Last update Thursday 07 February 2019

CNRS researcher, PC2A Lille

Coralie Schoemaecker received her PhD thesis, focused on the development of laser-based techniques for the quantification of reactive species and soot in flames, in 2002 at the University of Lille.  After a post-doctoral position in the Netherlands on laser diagnostics applied to turbulent flows, she works since 2005 as a CNRS researcher at the University of Lille. Her research interests are the understanding of chemical processes involving reactive species like HOx radicals, in the context of atmospheric chemistry and indoor air chemistry. She is involved in the development and use of laser based instruments dedicated to the quantification of reactive species in atmospheric conditions. She participates and organises field campaigns indoors and outdoors, involving instruments with high temporal resolution, in order to study more specifically the oxidation processes taking place in these environments and their impact on air quality. She is involved in the COST network INDAIRPOLLNET (Indoor Air Pollution Network) as leader of a working group dedicated to the identification of key species to be measured indoors during future measurements campaigns.

Talk on Thursday 6th June

> Indoor and atmospheric environments: interaction, similarities and differences
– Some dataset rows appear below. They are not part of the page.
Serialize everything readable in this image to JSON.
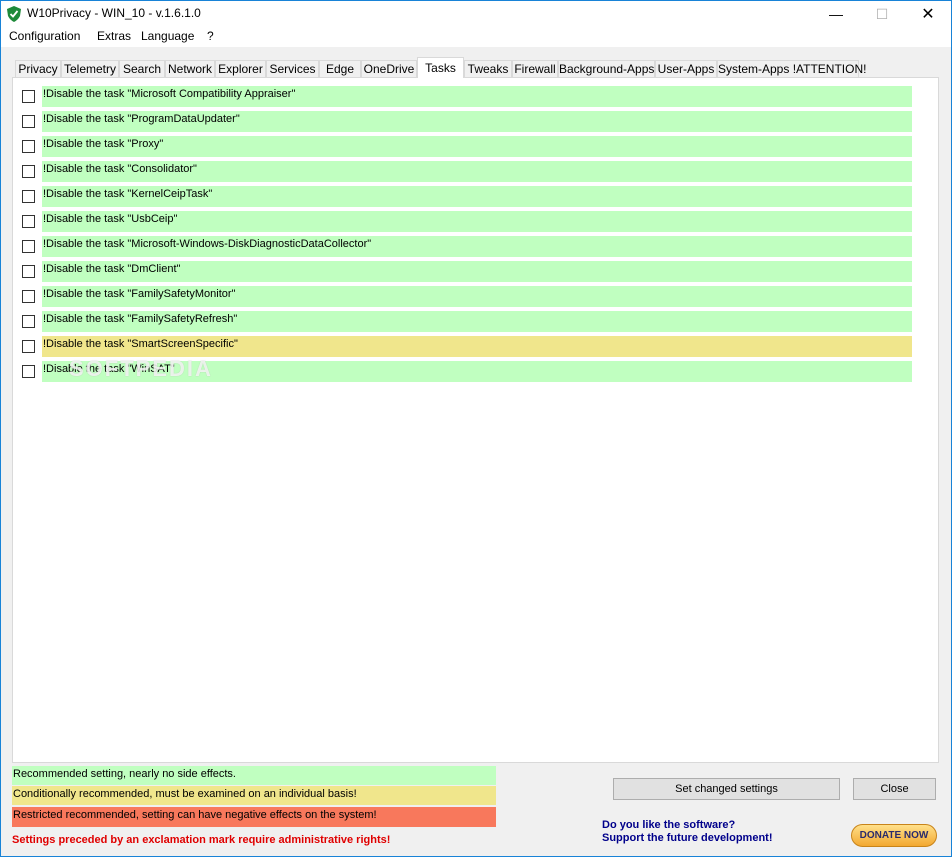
{
  "window": {
    "title": "W10Privacy - WIN_10 - v.1.6.1.0"
  },
  "controls": {
    "minimize": "—",
    "maximize": "☐",
    "close": "✕"
  },
  "menu": [
    "Configuration",
    "Extras",
    "Language",
    "?"
  ],
  "tabs": [
    "Privacy",
    "Telemetry",
    "Search",
    "Network",
    "Explorer",
    "Services",
    "Edge",
    "OneDrive",
    "Tasks",
    "Tweaks",
    "Firewall",
    "Background-Apps",
    "User-Apps",
    "System-Apps !ATTENTION!"
  ],
  "active_tab": "Tasks",
  "tasks": [
    {
      "label": "!Disable the task \"Microsoft Compatibility Appraiser\"",
      "level": "green",
      "checked": false
    },
    {
      "label": "!Disable the task \"ProgramDataUpdater\"",
      "level": "green",
      "checked": false
    },
    {
      "label": "!Disable the task \"Proxy\"",
      "level": "green",
      "checked": false
    },
    {
      "label": "!Disable the task \"Consolidator\"",
      "level": "green",
      "checked": false
    },
    {
      "label": "!Disable the task \"KernelCeipTask\"",
      "level": "green",
      "checked": false
    },
    {
      "label": "!Disable the task \"UsbCeip\"",
      "level": "green",
      "checked": false
    },
    {
      "label": "!Disable the task \"Microsoft-Windows-DiskDiagnosticDataCollector\"",
      "level": "green",
      "checked": false
    },
    {
      "label": "!Disable the task \"DmClient\"",
      "level": "green",
      "checked": false
    },
    {
      "label": "!Disable the task \"FamilySafetyMonitor\"",
      "level": "green",
      "checked": false
    },
    {
      "label": "!Disable the task \"FamilySafetyRefresh\"",
      "level": "green",
      "checked": false
    },
    {
      "label": "!Disable the task \"SmartScreenSpecific\"",
      "level": "yellow",
      "checked": false
    },
    {
      "label": "!Disable the task \"WinSAT\"",
      "level": "green",
      "checked": false
    }
  ],
  "watermark": "SOFTPEDIA",
  "legend": {
    "green": "Recommended setting, nearly no side effects.",
    "yellow": "Conditionally recommended, must be examined on an individual basis!",
    "red": "Restricted recommended, setting can have negative effects on the system!"
  },
  "admin_note": "Settings preceded by an exclamation mark require administrative rights!",
  "buttons": {
    "set_changed": "Set changed settings",
    "close": "Close"
  },
  "donate": {
    "line1": "Do you like the software?",
    "line2": "Support the future development!",
    "button": "DONATE NOW"
  },
  "colors": {
    "green": "#c0ffc0",
    "yellow": "#f0e68c",
    "red": "#f8785c",
    "accent": "#1883d7"
  }
}
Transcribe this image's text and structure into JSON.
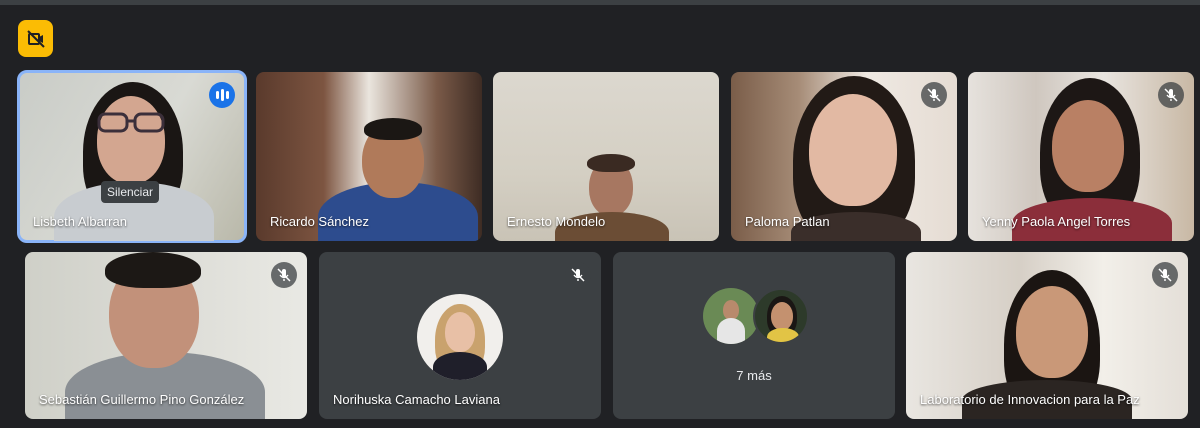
{
  "participants": [
    {
      "name": "Lisbeth Albarran",
      "tooltip": "Silenciar"
    },
    {
      "name": "Ricardo Sánchez"
    },
    {
      "name": "Ernesto Mondelo"
    },
    {
      "name": "Paloma Patlan"
    },
    {
      "name": "Yenny Paola Angel Torres"
    },
    {
      "name": "Sebastián Guillermo Pino González"
    },
    {
      "name": "Norihuska Camacho Laviana"
    },
    {
      "name": "7 más"
    },
    {
      "name": "Laboratorio de Innovacion para la Paz"
    }
  ],
  "icons": {
    "badge": "no-video-icon",
    "muted": "mic-off-icon",
    "speaking": "audio-level-icon"
  },
  "colors": {
    "background": "#202124",
    "tile": "#3c4043",
    "active_border": "#8ab4f8",
    "badge": "#fbbc04",
    "speaking": "#1a73e8"
  }
}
In developed countries, we spend 80-90% of our time indoors where we receive most of our exposure to air pollution. Despite this fact, regulation for air pollution focuses on outdoors. In order to better quantify the indoor exposure to pollutants and to reduce it, it is necessary to understand the processes driving the pollutants indoors. It can be done through an approach similar to the study of atmosphere (emission quantification, chemical processes understanding, coupling of measurements in laboratory, real environments and modelling) but the importance of the different processes may differ from the atmosphere due to indoor environments specificities : presence of windows and artificial lights modifying the light characteristics compared to outdoors, specific indoor materials and related emissions combined with high surface/volume ratio, high influence of human emissions (direct or linked to their activities) due to closed environment conditions, variable outdoor air input, related to outdoor air composition and ventilation system, etc. The presentation will describe the main sources of pollutants indoors, the main differences between chemical processes taken place indoors and outdoors and the experimental and modelling approaches used to characterize indoor environments.